» AIM OF THE TASK: The answer must consist of each line of the records below that contains the string "this".

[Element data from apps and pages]
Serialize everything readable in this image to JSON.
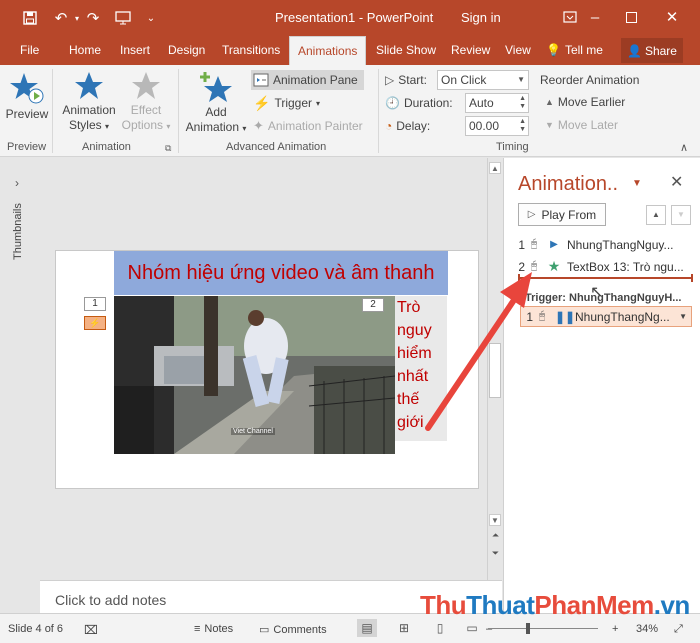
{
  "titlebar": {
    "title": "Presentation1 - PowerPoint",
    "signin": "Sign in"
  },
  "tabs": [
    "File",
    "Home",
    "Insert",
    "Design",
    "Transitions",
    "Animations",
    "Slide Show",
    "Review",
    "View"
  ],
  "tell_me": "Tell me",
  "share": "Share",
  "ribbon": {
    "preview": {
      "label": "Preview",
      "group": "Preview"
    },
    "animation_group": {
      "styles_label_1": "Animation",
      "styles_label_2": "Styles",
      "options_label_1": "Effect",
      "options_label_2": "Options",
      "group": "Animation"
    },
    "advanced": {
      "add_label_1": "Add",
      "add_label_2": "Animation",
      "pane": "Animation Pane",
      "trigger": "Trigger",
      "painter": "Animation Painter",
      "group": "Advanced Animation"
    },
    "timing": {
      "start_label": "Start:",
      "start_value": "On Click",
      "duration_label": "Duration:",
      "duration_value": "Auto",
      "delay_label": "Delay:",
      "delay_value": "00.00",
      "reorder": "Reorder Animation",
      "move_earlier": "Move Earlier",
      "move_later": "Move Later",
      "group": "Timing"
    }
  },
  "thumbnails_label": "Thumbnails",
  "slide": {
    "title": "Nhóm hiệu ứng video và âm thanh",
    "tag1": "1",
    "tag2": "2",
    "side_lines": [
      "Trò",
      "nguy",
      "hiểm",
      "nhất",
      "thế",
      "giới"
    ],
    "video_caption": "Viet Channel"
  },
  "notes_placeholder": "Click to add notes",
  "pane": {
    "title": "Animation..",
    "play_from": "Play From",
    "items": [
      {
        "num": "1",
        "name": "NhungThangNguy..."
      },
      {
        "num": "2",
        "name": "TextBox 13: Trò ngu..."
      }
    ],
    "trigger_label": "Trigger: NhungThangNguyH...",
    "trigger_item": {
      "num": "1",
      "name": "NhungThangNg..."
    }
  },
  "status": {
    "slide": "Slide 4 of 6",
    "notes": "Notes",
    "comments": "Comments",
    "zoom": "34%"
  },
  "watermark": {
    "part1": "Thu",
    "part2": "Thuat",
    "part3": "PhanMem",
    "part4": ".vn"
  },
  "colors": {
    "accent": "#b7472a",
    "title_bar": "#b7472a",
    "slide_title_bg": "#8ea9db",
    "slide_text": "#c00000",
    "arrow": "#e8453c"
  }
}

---

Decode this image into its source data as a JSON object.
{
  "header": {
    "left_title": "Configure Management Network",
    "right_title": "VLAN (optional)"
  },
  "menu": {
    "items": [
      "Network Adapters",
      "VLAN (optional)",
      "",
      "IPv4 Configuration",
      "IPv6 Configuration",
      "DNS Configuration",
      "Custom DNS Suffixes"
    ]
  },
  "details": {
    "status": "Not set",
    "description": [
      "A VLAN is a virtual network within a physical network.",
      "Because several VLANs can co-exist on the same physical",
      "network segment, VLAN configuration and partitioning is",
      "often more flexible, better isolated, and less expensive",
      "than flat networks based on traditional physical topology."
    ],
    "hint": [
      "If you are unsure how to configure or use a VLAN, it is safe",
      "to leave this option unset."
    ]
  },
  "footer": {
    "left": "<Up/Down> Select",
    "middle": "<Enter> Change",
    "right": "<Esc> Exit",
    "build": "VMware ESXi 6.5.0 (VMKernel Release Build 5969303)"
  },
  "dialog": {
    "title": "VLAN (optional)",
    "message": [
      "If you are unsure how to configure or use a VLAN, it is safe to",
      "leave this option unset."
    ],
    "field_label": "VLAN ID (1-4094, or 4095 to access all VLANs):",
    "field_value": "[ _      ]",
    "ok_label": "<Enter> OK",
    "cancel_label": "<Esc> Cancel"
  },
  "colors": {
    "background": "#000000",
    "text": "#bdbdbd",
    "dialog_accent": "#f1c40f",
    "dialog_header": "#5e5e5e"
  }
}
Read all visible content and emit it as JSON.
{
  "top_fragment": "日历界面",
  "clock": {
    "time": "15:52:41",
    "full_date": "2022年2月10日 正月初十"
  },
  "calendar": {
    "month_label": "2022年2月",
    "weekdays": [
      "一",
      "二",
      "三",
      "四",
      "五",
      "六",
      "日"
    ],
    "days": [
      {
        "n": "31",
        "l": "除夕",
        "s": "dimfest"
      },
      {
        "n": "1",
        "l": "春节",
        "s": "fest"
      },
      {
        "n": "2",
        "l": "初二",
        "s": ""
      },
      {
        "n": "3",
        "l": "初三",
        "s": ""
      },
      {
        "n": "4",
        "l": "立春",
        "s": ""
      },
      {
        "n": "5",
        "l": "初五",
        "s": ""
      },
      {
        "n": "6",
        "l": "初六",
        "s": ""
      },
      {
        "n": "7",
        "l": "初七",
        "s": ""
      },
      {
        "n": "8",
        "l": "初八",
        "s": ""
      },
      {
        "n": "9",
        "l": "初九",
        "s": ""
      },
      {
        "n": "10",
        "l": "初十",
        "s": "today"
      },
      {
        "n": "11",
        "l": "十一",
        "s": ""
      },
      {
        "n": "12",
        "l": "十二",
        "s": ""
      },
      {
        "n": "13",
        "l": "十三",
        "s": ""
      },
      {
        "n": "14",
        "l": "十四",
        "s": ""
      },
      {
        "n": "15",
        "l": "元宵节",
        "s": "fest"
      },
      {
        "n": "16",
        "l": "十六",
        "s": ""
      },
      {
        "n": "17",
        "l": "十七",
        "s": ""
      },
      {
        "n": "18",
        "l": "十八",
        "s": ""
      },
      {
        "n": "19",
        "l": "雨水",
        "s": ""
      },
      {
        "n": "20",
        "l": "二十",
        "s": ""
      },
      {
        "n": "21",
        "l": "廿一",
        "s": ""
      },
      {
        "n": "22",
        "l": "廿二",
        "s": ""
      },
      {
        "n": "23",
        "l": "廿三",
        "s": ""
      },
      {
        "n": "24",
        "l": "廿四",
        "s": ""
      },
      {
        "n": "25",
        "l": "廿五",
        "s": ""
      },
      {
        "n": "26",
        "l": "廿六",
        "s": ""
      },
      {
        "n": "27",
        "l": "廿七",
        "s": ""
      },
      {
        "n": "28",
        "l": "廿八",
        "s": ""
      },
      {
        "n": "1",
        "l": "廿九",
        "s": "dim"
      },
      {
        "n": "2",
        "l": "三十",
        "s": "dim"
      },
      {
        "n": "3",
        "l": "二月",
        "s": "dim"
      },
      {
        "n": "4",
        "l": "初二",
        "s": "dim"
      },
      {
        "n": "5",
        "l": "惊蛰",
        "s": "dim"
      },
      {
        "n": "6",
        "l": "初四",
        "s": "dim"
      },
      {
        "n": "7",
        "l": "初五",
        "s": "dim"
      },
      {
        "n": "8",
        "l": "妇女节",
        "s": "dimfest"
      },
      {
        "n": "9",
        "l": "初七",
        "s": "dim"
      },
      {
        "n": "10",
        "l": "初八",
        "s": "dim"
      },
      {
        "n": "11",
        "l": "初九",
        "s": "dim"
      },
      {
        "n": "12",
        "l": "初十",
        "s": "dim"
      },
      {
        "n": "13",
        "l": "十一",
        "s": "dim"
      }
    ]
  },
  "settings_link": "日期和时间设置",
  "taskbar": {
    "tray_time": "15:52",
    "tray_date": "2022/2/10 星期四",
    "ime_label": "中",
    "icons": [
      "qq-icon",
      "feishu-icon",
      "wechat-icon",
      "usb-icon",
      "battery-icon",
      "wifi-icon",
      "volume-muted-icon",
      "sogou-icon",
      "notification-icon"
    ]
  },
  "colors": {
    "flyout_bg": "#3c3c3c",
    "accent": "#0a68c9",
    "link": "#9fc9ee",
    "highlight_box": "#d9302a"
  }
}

» TASK RESPONSE:
Serialize everything readable in this image to JSON.
Decode this image into its source data as a JSON object.
      "to leave this option unset."
      "leave this option unset."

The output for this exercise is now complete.